Moral of the story? Stick to low-fee index funds or ETFs.
2. What Does Money Mean To You?
Some of us need it more for certainty and comfort. Probably a couple of millions should get most people security and comfort.
But what if you tie money to growth or even significance?
Tony gave the example of Adolfe Merckle, a billionaire who committed suicide during the height of the Global Financial Recession almost a decade ago. This was a guy who probably attached his own identity to his wealth and the loss a few billions was too painful to bear even when he still had 9 billion left.
So yes, do find out your main purpose of accumulating money.
3. Earn More, Save More
Many critics of Tony Robbins often point out that many of his writing or theories are often drenched in motivational big wins, stuff that are beyond most of the average people.
But in his book, he mentioned about bread-and-butter stuff about how you can reduce so much of your interest payments by pre-paying your monthly mortgage. This is a step I know many other local financial bloggers are doing to reduce their home loan payments from 30 years to 15 years.
And when he says earn more, it’s a manageable $500 a month. By monetizing a hobby or adding more value to your skills, that $500 might be more achievable than you think.
4. Make Saving Less Painful
You need to start somewhere. And committing to save a portion of your salary is a must. You could even start off with a meagre 5% of the paycheck.
It might not make a big difference at the start if you’re earning $3,000 a month since 5% is just $150 a month and over a year, that adds up to less than $2,000. But what if you commit to save 30% of your increment?
You will still get to enjoy the bulk of your increment. And in 5 to 10 years’ time when you’re earning a salary of $6,000, you would be saving close to 20% of your salary and socking away more than $1,000 a month!
This is essentially Bernartzi and Thaler’s Save More Tomorrow plan that helps most people to get past their bias of valuing the present more than the future and failing to save.
5. The All Seasons Strategy
This is what Tony distilled from Ray Dalio, one of the best investors in the world and whom our local bigwigs like GIC and Temasek Holdings often turn to for advice.

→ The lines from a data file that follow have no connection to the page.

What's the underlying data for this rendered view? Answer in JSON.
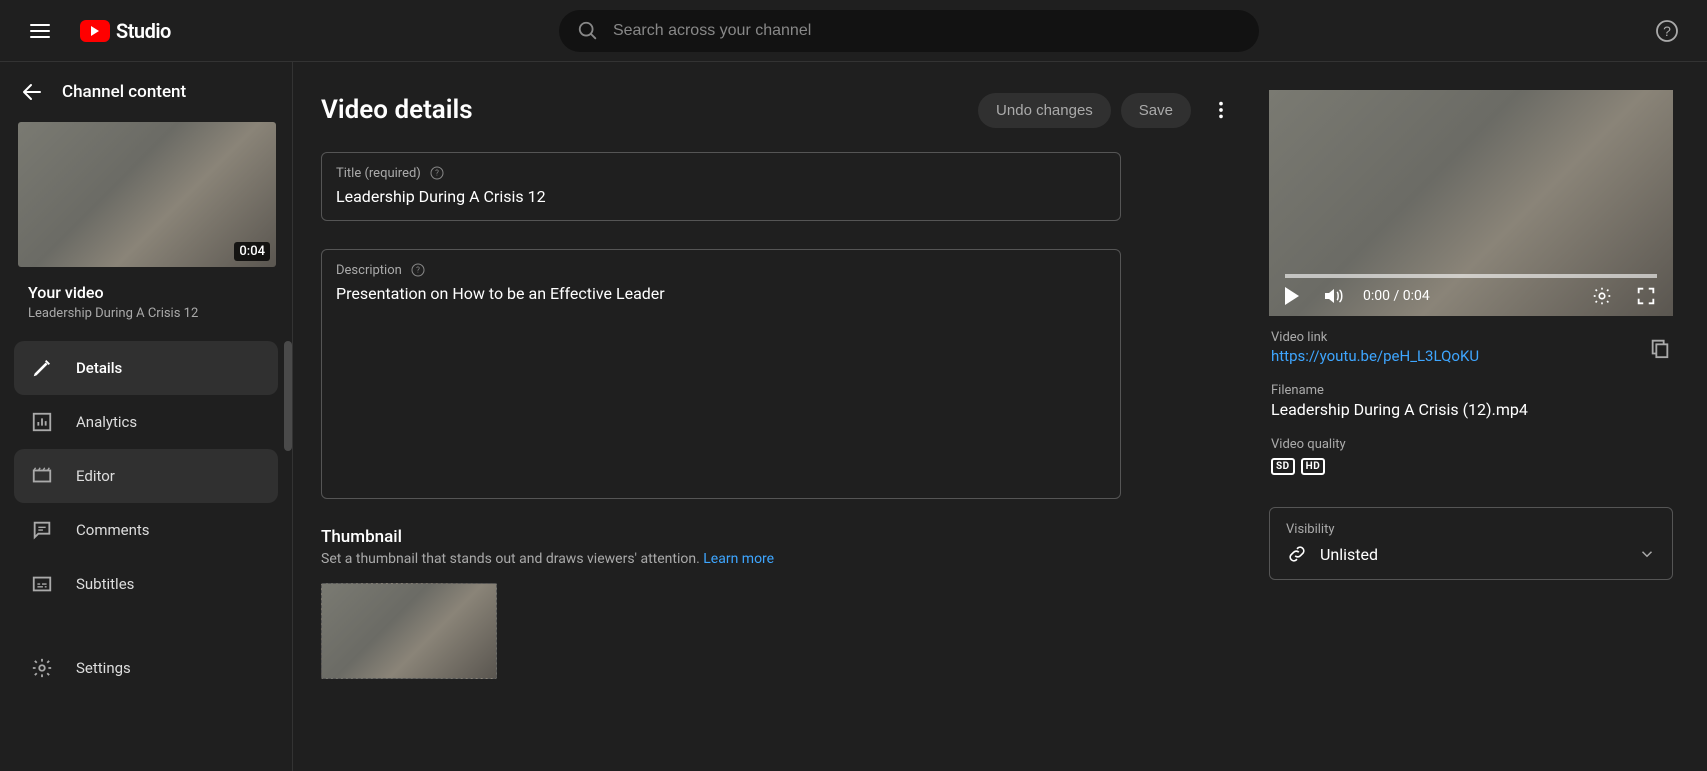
{
  "header": {
    "logo_text": "Studio",
    "search_placeholder": "Search across your channel"
  },
  "sidebar": {
    "title": "Channel content",
    "duration": "0:04",
    "your_video_label": "Your video",
    "video_title": "Leadership During A Crisis 12",
    "items": [
      {
        "label": "Details"
      },
      {
        "label": "Analytics"
      },
      {
        "label": "Editor"
      },
      {
        "label": "Comments"
      },
      {
        "label": "Subtitles"
      },
      {
        "label": "Settings"
      }
    ]
  },
  "page": {
    "title": "Video details",
    "undo_label": "Undo changes",
    "save_label": "Save"
  },
  "fields": {
    "title_label": "Title (required)",
    "title_value": "Leadership During A Crisis 12",
    "desc_label": "Description",
    "desc_value": "Presentation on How to be an Effective Leader"
  },
  "thumbnail": {
    "heading": "Thumbnail",
    "help": "Set a thumbnail that stands out and draws viewers' attention. ",
    "learn_more": "Learn more"
  },
  "preview": {
    "time": "0:00 / 0:04"
  },
  "meta": {
    "link_label": "Video link",
    "link": "https://youtu.be/peH_L3LQoKU",
    "filename_label": "Filename",
    "filename": "Leadership During A Crisis (12).mp4",
    "quality_label": "Video quality",
    "sd": "SD",
    "hd": "HD"
  },
  "visibility": {
    "label": "Visibility",
    "value": "Unlisted"
  }
}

The All Seasons Strategy promises low volatility, low down-side risks, and decent upsides. A back-test over the last 30 years showed that there were only 4 down years with an average loss of just 2% and the worst down year was just around 5%.

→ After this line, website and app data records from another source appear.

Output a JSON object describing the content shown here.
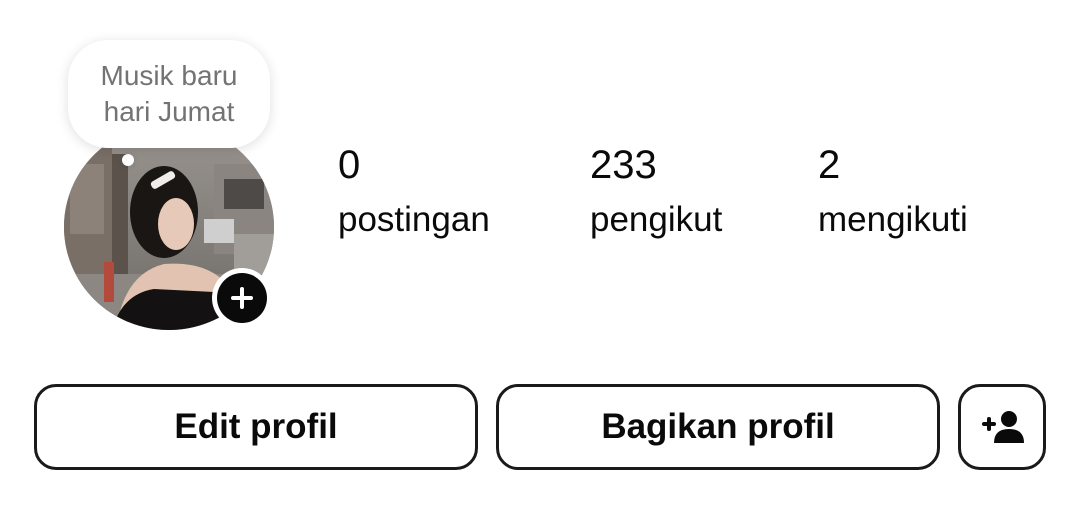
{
  "note": {
    "line1": "Musik baru",
    "line2": "hari Jumat"
  },
  "stats": [
    {
      "value": "0",
      "label": "postingan"
    },
    {
      "value": "233",
      "label": "pengikut"
    },
    {
      "value": "2",
      "label": "mengikuti"
    }
  ],
  "buttons": {
    "edit_label": "Edit profil",
    "share_label": "Bagikan profil"
  },
  "icons": {
    "add_story": "plus-icon",
    "discover_people": "add-person-icon"
  },
  "colors": {
    "text": "#0a0a0a",
    "note_text": "#737373",
    "button_border": "#1a1a1a"
  }
}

And yes, a decent overall annualised return of just under 10%!
Some of the components that make up the All Seasons Strategy might be hard to replicate in Singapore. And a great alternative is the Singapore Permanent Portfolio. I truly believe that with rebalancing, it should deliver a long-run real return of 5%.
6. Annuities Can Be Great! (Sequence of Return Risk)
Our generation could well be living beyond our 90s. And yes, we need the wealth to last us till then.
But did you know that if you retire at 65 and assuming you live till 95, the sequence of return could well determine if your money could last you for 30 years of drawdown?
If there’s a bad recession during your early years of retirement, you could jolly well have to come back to the workforce by your mid 80s, as the drawdowns could mean that your portfolio might not have the capital to bounce back up during the latter recovery.
And that’s where an annuity comes in. So yes, maximize your CPF accounts before you turn 65 so that you can have a greater peace of mind during your retirement. It is the annuity with the highest return in our country. A guaranteed payout of $1,500 a month is certainly not to be sniffed at.
7. How The Best Invest Their Money
Find out how the best such as Carl Icahn, David Swensen and John Bogle invest their money and their advice to common folks like us in the book.
I definitely enjoyed this section!
I will be honest. There’s a perfectly good chance I would be buying this book to keep in my own personal library. It’s definitely in the list of 10 or even 5 books I would recommend to someone just starting out and who wants proficiency in managing his personal finances.